Task data
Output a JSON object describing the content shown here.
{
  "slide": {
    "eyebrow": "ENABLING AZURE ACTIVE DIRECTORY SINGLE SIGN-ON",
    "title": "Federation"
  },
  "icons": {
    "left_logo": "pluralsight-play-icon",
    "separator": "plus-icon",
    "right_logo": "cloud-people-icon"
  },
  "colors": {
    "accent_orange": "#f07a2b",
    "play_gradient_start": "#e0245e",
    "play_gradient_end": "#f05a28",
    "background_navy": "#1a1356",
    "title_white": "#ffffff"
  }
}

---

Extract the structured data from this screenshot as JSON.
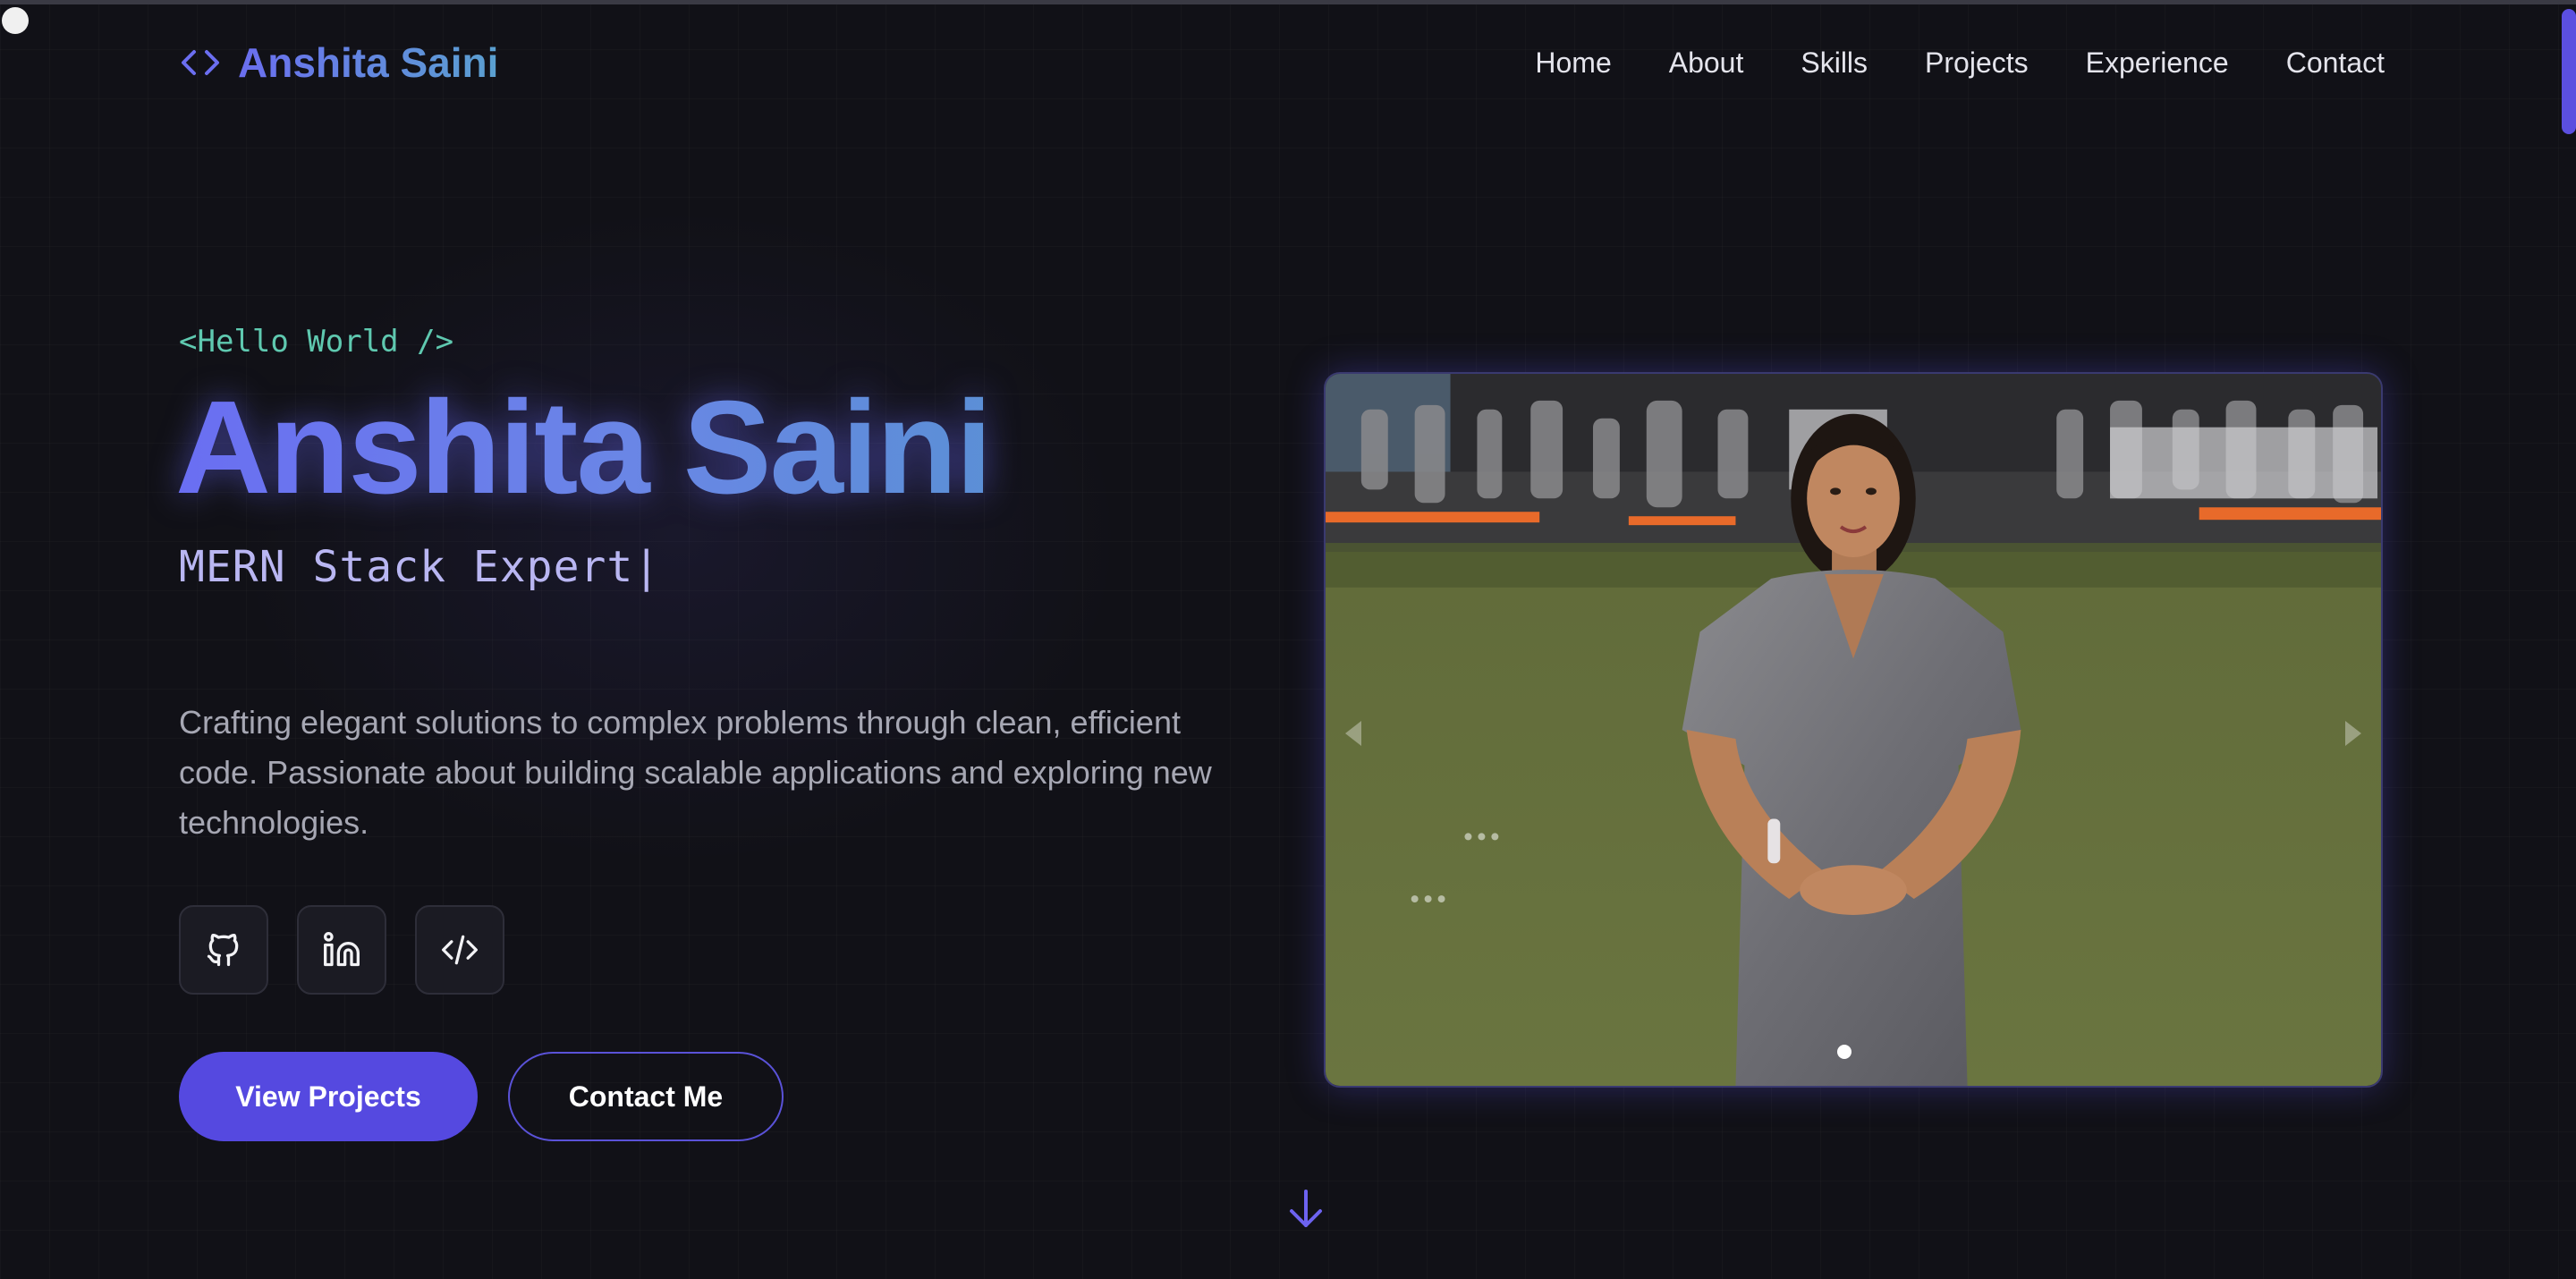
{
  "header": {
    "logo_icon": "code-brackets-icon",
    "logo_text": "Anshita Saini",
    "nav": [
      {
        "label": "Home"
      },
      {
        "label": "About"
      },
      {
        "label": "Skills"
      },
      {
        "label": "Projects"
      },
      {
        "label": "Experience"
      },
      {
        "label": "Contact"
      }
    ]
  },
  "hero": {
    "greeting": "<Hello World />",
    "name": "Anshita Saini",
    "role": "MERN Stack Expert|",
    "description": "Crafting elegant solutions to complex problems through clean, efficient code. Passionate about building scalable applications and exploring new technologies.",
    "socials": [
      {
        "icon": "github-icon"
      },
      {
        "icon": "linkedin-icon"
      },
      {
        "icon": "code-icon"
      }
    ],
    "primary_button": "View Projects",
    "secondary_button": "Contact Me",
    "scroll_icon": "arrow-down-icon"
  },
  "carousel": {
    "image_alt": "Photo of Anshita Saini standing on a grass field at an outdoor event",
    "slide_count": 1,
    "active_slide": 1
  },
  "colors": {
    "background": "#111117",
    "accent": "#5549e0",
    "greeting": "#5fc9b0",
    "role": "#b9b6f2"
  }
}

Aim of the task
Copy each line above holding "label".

Exercise result
        "label": "Home"
        "label": "About"
        "label": "Skills"
        "label": "Projects"
        "label": "Experience"
        "label": "Contact"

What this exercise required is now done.